---Type <return> to continue, or q <return> to quit---

just hit each time the Return/Enter key until you see the gdb prompt again. The output is the stack trace. Cut and paste all of it into the bug report.

If that does not work (meaning that you don't get any output--this may be the case in programs which are not multi-threaded), type bt instead. If you still do not have any output, read this note] about obtaining a stack trace under special circumstances.

You can quit gdb by typing quit.

Obtaining a stack and JS trace using GDB for an already running gnome-shell
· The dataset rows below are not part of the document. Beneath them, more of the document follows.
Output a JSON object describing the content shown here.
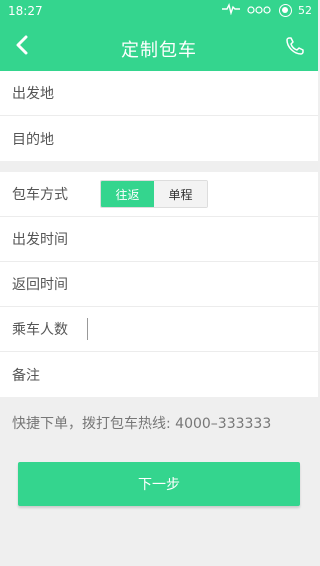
{
  "status_bar": {
    "time": "18:27",
    "battery_percent": "52",
    "icons": [
      "heart-rate-icon",
      "signal-icon",
      "battery-icon"
    ]
  },
  "header": {
    "title": "定制包车",
    "back_icon": "chevron-left-icon",
    "phone_icon": "phone-icon",
    "color": "#34d58e"
  },
  "form": {
    "departure_placeholder": "出发地",
    "destination_placeholder": "目的地",
    "mode_label": "包车方式",
    "mode_options": [
      "往返",
      "单程"
    ],
    "mode_selected": "往返",
    "depart_time_label": "出发时间",
    "return_time_label": "返回时间",
    "passengers_label": "乘车人数",
    "passengers_value": "",
    "remarks_label": "备注"
  },
  "hotline_text": "快捷下单，拨打包车热线: 4000–333333",
  "next_button_label": "下一步"
}
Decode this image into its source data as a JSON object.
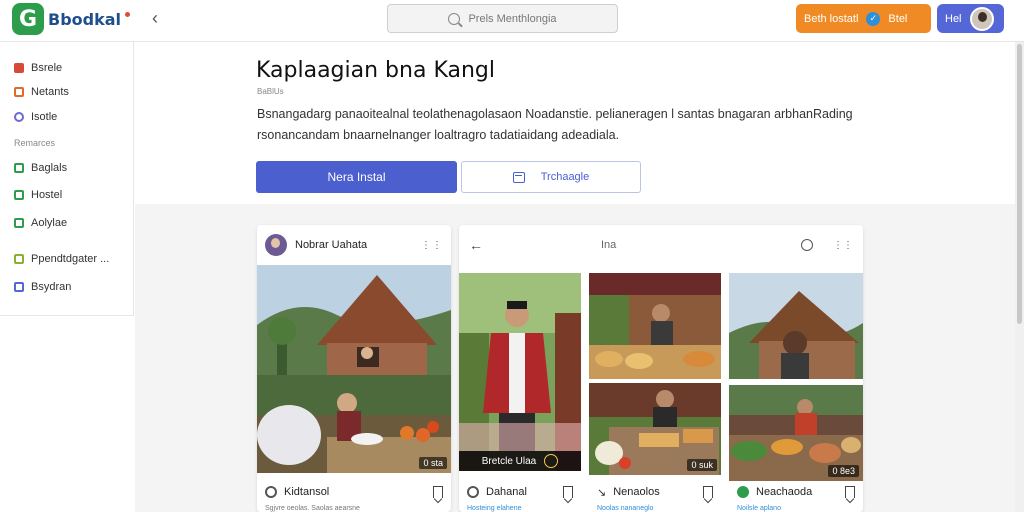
{
  "app": {
    "name": "Bbodkal",
    "logo_letter": "G"
  },
  "header": {
    "search_placeholder": "Prels Menthlongia",
    "orange_button_label": "Beth lostatl",
    "orange_button_badge": "Btel",
    "blue_button_label": "Hel"
  },
  "sidebar": {
    "items": [
      {
        "label": "Bsrele",
        "color": "#d64a3a"
      },
      {
        "label": "Netants",
        "color": "#e06a2a"
      },
      {
        "label": "Isotle",
        "color": "#6b6bd0"
      },
      {
        "label": "Baglals",
        "color": "#2e9d4b"
      },
      {
        "label": "Hostel",
        "color": "#2e9d4b"
      },
      {
        "label": "Aolylae",
        "color": "#2e9d4b"
      },
      {
        "label": "Ppendtdgater ...",
        "color": "#8bb030"
      },
      {
        "label": "Bsydran",
        "color": "#5567d6"
      }
    ],
    "section_label": "Remarces"
  },
  "main": {
    "title": "Kaplaagian bna Kangl",
    "subtitle": "BaBlUs",
    "description_line1": "Bsnangadarg panaoitealnal teolathenagolasaon Noadanstie. pelianeragen l santas bnagaran arbhanRading",
    "description_line2": "rsonancandam bnaarnelnanger loaltragro tadatiaidang adeadiala.",
    "primary_button": "Nera Instal",
    "secondary_button": "Trchaagle"
  },
  "cards": [
    {
      "author": "Nobrar Uahata",
      "footer_label": "Kidtansol",
      "footer_sub": "Sgjvre oeolas. Saolas aearsne",
      "photo_badge": "0 sta",
      "menu": "⋮⋮"
    },
    {
      "header_label": "Ina",
      "photos": [
        {
          "caption": "Bretcle Ulaa"
        },
        {
          "badge": "0 suk"
        },
        {
          "badge": "0 8e3"
        }
      ],
      "footers": [
        {
          "label": "Dahanal",
          "sub": "Hosteing elahene"
        },
        {
          "label": "Nenaolos",
          "sub": "Noolas nananeglo"
        },
        {
          "label": "Neachaoda",
          "sub": "Noilsle aplano"
        }
      ]
    }
  ],
  "colors": {
    "brand_green": "#2e9d4b",
    "accent_blue": "#4b5fcf",
    "accent_orange": "#f08a24"
  }
}
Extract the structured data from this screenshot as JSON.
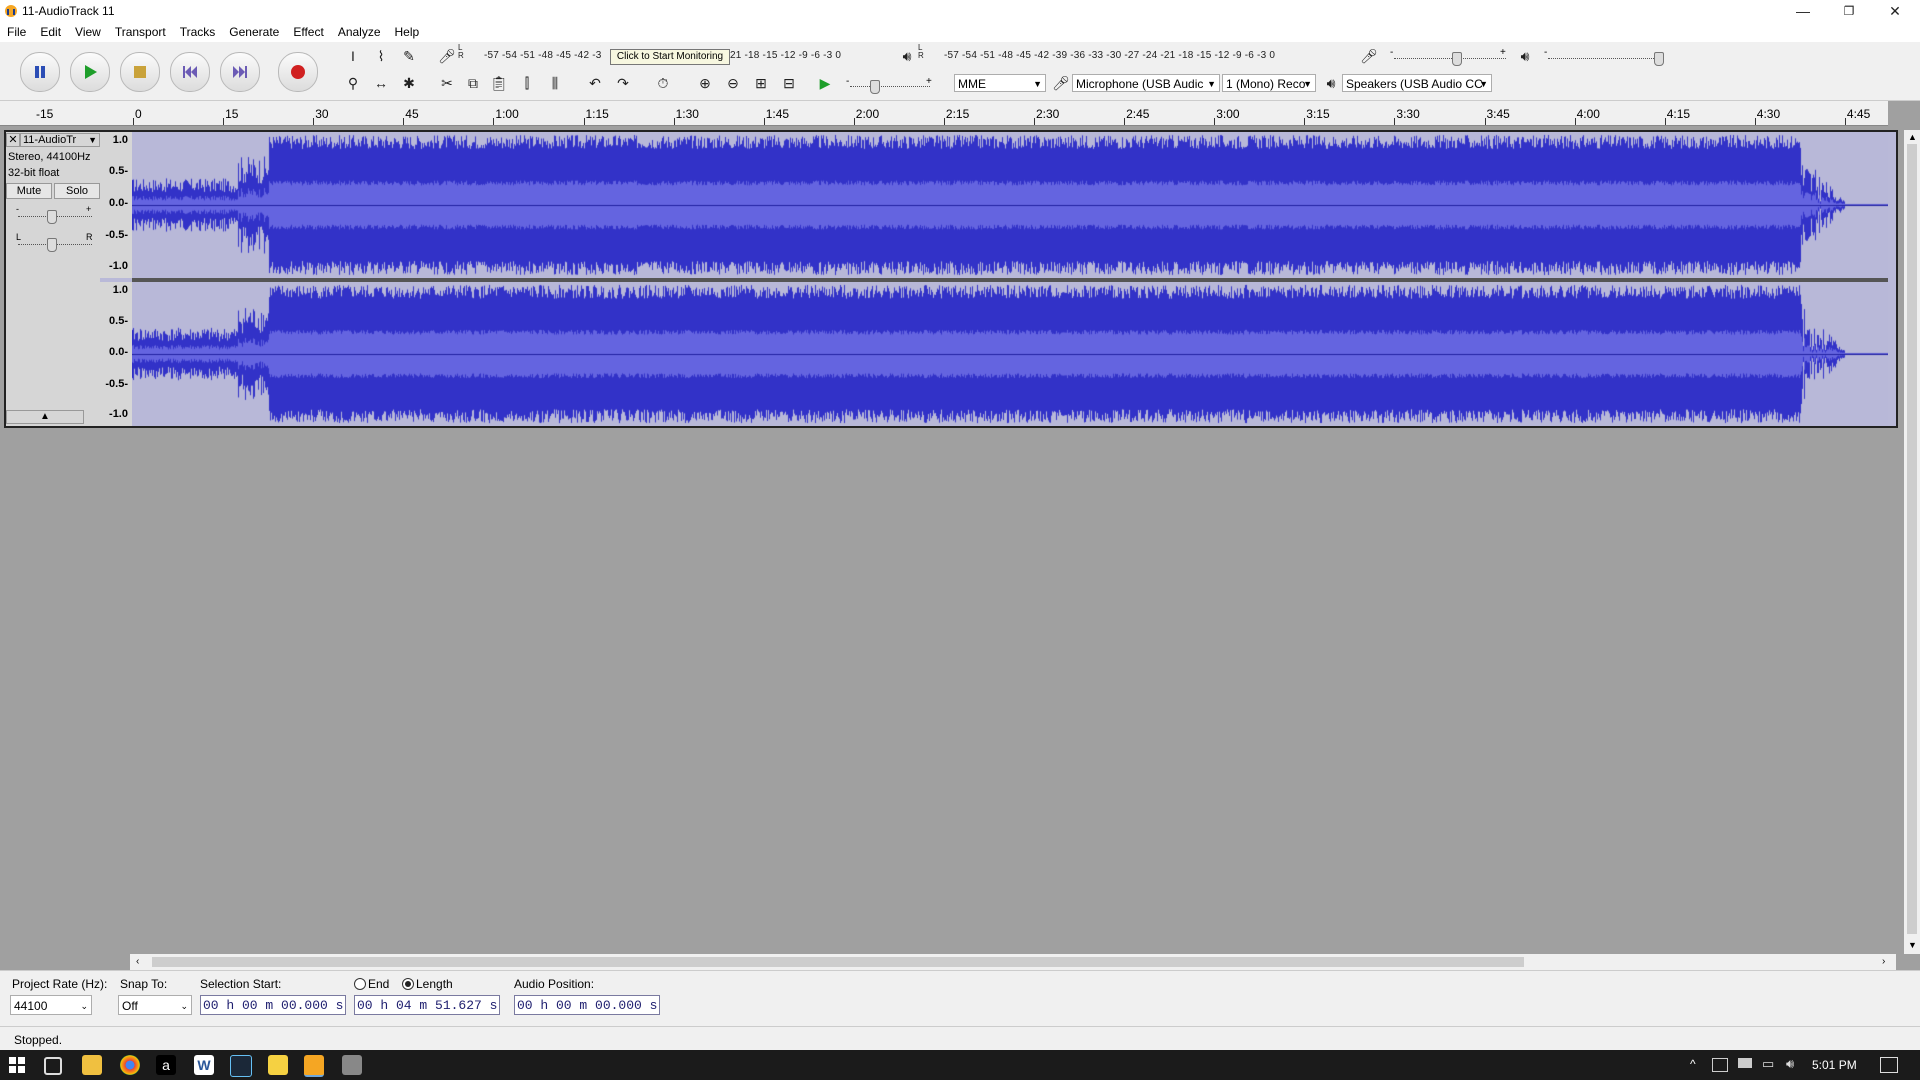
{
  "window": {
    "title": "11-AudioTrack 11",
    "minimize_glyph": "—",
    "restore_glyph": "❐",
    "close_glyph": "✕"
  },
  "menu": [
    "File",
    "Edit",
    "View",
    "Transport",
    "Tracks",
    "Generate",
    "Effect",
    "Analyze",
    "Help"
  ],
  "transport": {
    "pause_icon": "pause-icon",
    "play_icon": "play-icon",
    "stop_icon": "stop-icon",
    "skip_start_icon": "skip-start-icon",
    "skip_end_icon": "skip-end-icon",
    "record_icon": "record-icon"
  },
  "recording_meter": {
    "scale": "-57 -54 -51 -48 -45 -42 -3",
    "tooltip": "Click to Start Monitoring",
    "scale_tail": "21 -18 -15 -12 -9 -6 -3 0",
    "lr_top": "L",
    "lr_bottom": "R"
  },
  "playback_meter": {
    "scale": "-57 -54 -51 -48 -45 -42 -39 -36 -33 -30 -27 -24 -21 -18 -15 -12 -9 -6 -3 0",
    "lr_top": "L",
    "lr_bottom": "R"
  },
  "mixer": {
    "minus": "-",
    "plus": "+"
  },
  "devices": {
    "host": "MME",
    "microphone": "Microphone (USB Audic",
    "channels": "1 (Mono) Reco",
    "speakers": "Speakers (USB Audio CC"
  },
  "ruler": {
    "start_label": "-15",
    "ticks": [
      "0",
      "15",
      "30",
      "45",
      "1:00",
      "1:15",
      "1:30",
      "1:45",
      "2:00",
      "2:15",
      "2:30",
      "2:45",
      "3:00",
      "3:15",
      "3:30",
      "3:45",
      "4:00",
      "4:15",
      "4:30",
      "4:45"
    ]
  },
  "track": {
    "name": "11-AudioTr",
    "info1": "Stereo, 44100Hz",
    "info2": "32-bit float",
    "mute": "Mute",
    "solo": "Solo",
    "gain_minus": "-",
    "gain_plus": "+",
    "pan_left": "L",
    "pan_right": "R",
    "close_glyph": "✕",
    "menu_glyph": "▼",
    "collapse_glyph": "▲",
    "vscale": [
      "1.0",
      "0.5-",
      "0.0-",
      "-0.5-",
      "-1.0"
    ]
  },
  "wave_color": "#3232c8",
  "selection": {
    "project_rate_label": "Project Rate (Hz):",
    "project_rate": "44100",
    "snap_label": "Snap To:",
    "snap": "Off",
    "sel_start_label": "Selection Start:",
    "sel_start": "00 h 00 m 00.000 s",
    "end_label": "End",
    "length_label": "Length",
    "length": "00 h 04 m 51.627 s",
    "audio_pos_label": "Audio Position:",
    "audio_pos": "00 h 00 m 00.000 s"
  },
  "status": "Stopped.",
  "taskbar": {
    "time": "5:01 PM",
    "w_icon_letter": "W",
    "amazon_letter": "a"
  }
}
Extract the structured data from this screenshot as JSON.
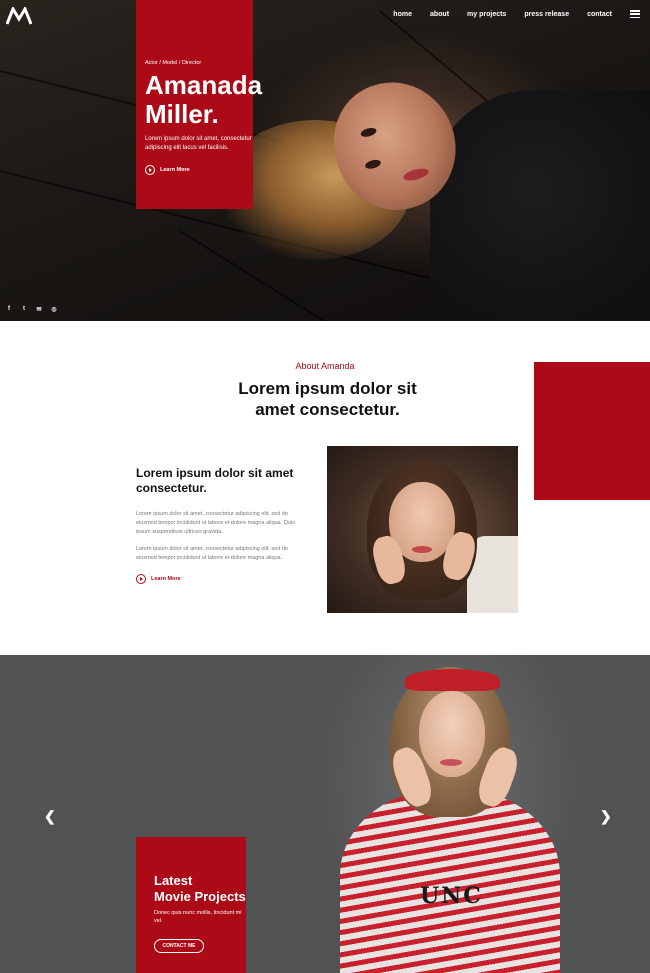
{
  "brand": {
    "logo": "M",
    "accent": "#ac0a17"
  },
  "nav": {
    "items": [
      "home",
      "about",
      "my projects",
      "press release",
      "contact"
    ]
  },
  "hero": {
    "tagline": "Actor / Model / Director",
    "name_line1": "Amanada",
    "name_line2": "Miller.",
    "description": "Lorem ipsum dolor sit amet, consectetur adipiscing elit lacus vel facilisis.",
    "learn_more": "Learn More",
    "social": [
      "f",
      "t",
      "✉",
      "◎"
    ]
  },
  "about": {
    "label": "About Amanda",
    "title_line1": "Lorem ipsum dolor sit",
    "title_line2": "amet consectetur.",
    "heading": "Lorem ipsum dolor sit amet consectetur.",
    "paragraph1": "Lorem ipsum dolor sit amet, consectetur adipiscing elit, sed do eiusmod tempor incididunt ut labore et dolore magna aliqua. Quis ipsum suspendisse ultrices gravida.",
    "paragraph2": "Lorem ipsum dolor sit amet, consectetur adipiscing elit, sed do eiusmod tempor incididunt ut labore et dolore magna aliqua.",
    "learn_more": "Learn More"
  },
  "projects": {
    "title_line1": "Latest",
    "title_line2": "Movie Projects",
    "description": "Donec quis nunc mollis, tincidunt mi vel.",
    "contact_button": "CONTACT ME",
    "prev_arrow": "❮",
    "next_arrow": "❯",
    "shirt_print": "UNC"
  }
}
This is an automatic way, to get informations without any interaction (if you need that, you should use another machine).

Simply open a gnome-terminal in your session and run:

sudo gdb -p $(pgrep -U $USER -x gnome-shell) -batch \
  -ex "set logging on" -ex continue \
  -ex "bt full" -ex "call gjs_dumpstack()" \
  -ex quit

This will just attach a gdb to your shell session (causing a quick initial freeze) and the continuing until it crashes. If bad things happen, you'll get a gdb.txt file saved in the directory where you get this script launched, and your journalctl /usr/bin/gnome-shell will include a JS stacktrace (just look for == Stack trace for context). An easy way is:

journalctl /usr/bin/gnome-shell | grep -A 30 "== Stack trace for context"

Obtaining stack traces under special circumstances

If you do not get any output from gdb after typing thread apply all bt or bt, it may be because the program is run as root or as another user. In GNOME, this is the case when running some games. In such cases, you will need to be root in order to capture a trace. So, quit gdb, login as root, and then repeat the steps to obtain a stack trace. Some applications may require special treatment in order to debug or may have additional ways of assisting the user or developer to get extra kinds of debugging information. Please examine Bugsquad/TriageGuide/ProductSpecificGuidelines for details.

Community/GettingInTouch/Bugzilla/GettingTraces/Details (last edited 2017-10-31 13:52:35 by AndreKlapper)